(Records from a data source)
+ + +
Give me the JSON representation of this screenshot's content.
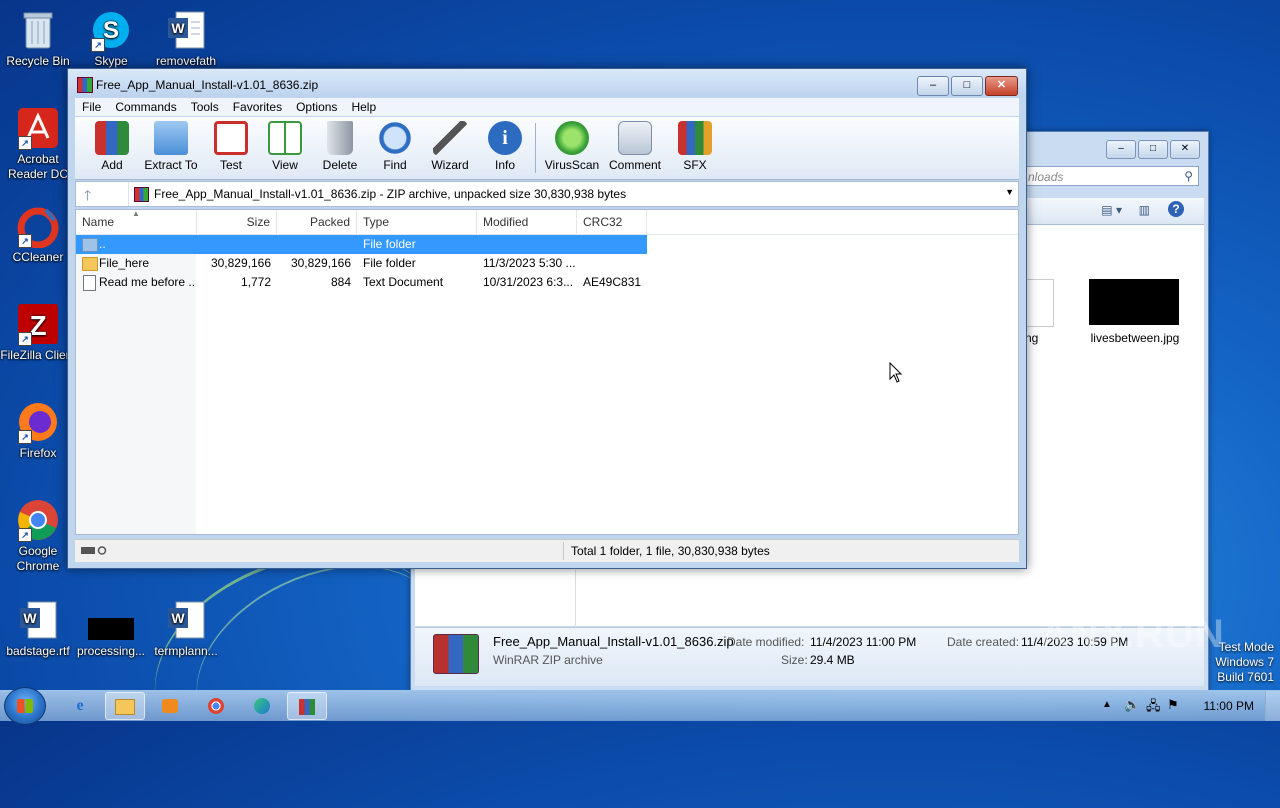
{
  "desktop": {
    "icons": [
      {
        "label": "Recycle Bin"
      },
      {
        "label": "Skype"
      },
      {
        "label": "removefath"
      },
      {
        "label": "Acrobat Reader DC"
      },
      {
        "label": "CCleaner"
      },
      {
        "label": "FileZilla Client"
      },
      {
        "label": "Firefox"
      },
      {
        "label": "Google Chrome"
      },
      {
        "label": "badstage.rtf"
      },
      {
        "label": "processing..."
      },
      {
        "label": "termplann..."
      }
    ]
  },
  "explorer": {
    "search_placeholder": "nloads",
    "files": [
      {
        "label": "ng"
      },
      {
        "label": "livesbetween.jpg"
      }
    ],
    "details": {
      "filename": "Free_App_Manual_Install-v1.01_8636.zip",
      "filetype": "WinRAR ZIP archive",
      "modified_label": "Date modified:",
      "modified_value": "11/4/2023 11:00 PM",
      "size_label": "Size:",
      "size_value": "29.4 MB",
      "created_label": "Date created:",
      "created_value": "11/4/2023 10:59 PM"
    }
  },
  "rar": {
    "title": "Free_App_Manual_Install-v1.01_8636.zip",
    "menu": [
      "File",
      "Commands",
      "Tools",
      "Favorites",
      "Options",
      "Help"
    ],
    "toolbar": [
      {
        "label": "Add",
        "icon": "add-archive-icon",
        "color": "#d8453a"
      },
      {
        "label": "Extract To",
        "icon": "extract-folder-icon",
        "color": "#4a8fd8"
      },
      {
        "label": "Test",
        "icon": "test-clipboard-icon",
        "color": "#c9302c"
      },
      {
        "label": "View",
        "icon": "view-book-icon",
        "color": "#3b9a3b"
      },
      {
        "label": "Delete",
        "icon": "trash-icon",
        "color": "#8c96a3"
      },
      {
        "label": "Find",
        "icon": "magnifier-icon",
        "color": "#2e6fc4"
      },
      {
        "label": "Wizard",
        "icon": "wand-icon",
        "color": "#6a9f3a"
      },
      {
        "label": "Info",
        "icon": "info-icon",
        "color": "#2c6bc0"
      },
      {
        "label": "VirusScan",
        "icon": "virus-scan-icon",
        "color": "#3aa33a"
      },
      {
        "label": "Comment",
        "icon": "comment-icon",
        "color": "#7d8fa8"
      },
      {
        "label": "SFX",
        "icon": "sfx-archive-icon",
        "color": "#d86a2a"
      }
    ],
    "address": "Free_App_Manual_Install-v1.01_8636.zip - ZIP archive, unpacked size 30,830,938 bytes",
    "columns": {
      "name": "Name",
      "size": "Size",
      "packed": "Packed",
      "type": "Type",
      "modified": "Modified",
      "crc": "CRC32"
    },
    "rows": [
      {
        "name": "..",
        "size": "",
        "packed": "",
        "type": "File folder",
        "modified": "",
        "crc": ""
      },
      {
        "name": "File_here",
        "size": "30,829,166",
        "packed": "30,829,166",
        "type": "File folder",
        "modified": "11/3/2023 5:30 ...",
        "crc": ""
      },
      {
        "name": "Read me before ...",
        "size": "1,772",
        "packed": "884",
        "type": "Text Document",
        "modified": "10/31/2023 6:3...",
        "crc": "AE49C831"
      }
    ],
    "status": "Total 1 folder, 1 file, 30,830,938 bytes"
  },
  "taskbar": {
    "clock": "11:00 PM"
  },
  "overlay": {
    "watermark": "ANY.RUN",
    "testmode_line1": "Test Mode",
    "testmode_line2": "Windows 7",
    "testmode_line3": "Build 7601"
  }
}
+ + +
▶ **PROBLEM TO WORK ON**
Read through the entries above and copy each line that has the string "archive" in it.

▶ **WRITTEN SOLUTION**
      "filetype": "WinRAR ZIP archive",
        "icon": "add-archive-icon",
        "icon": "sfx-archive-icon",
    "address": "Free_App_Manual_Install-v1.01_8636.zip - ZIP archive, unpacked size 30,830,938 bytes",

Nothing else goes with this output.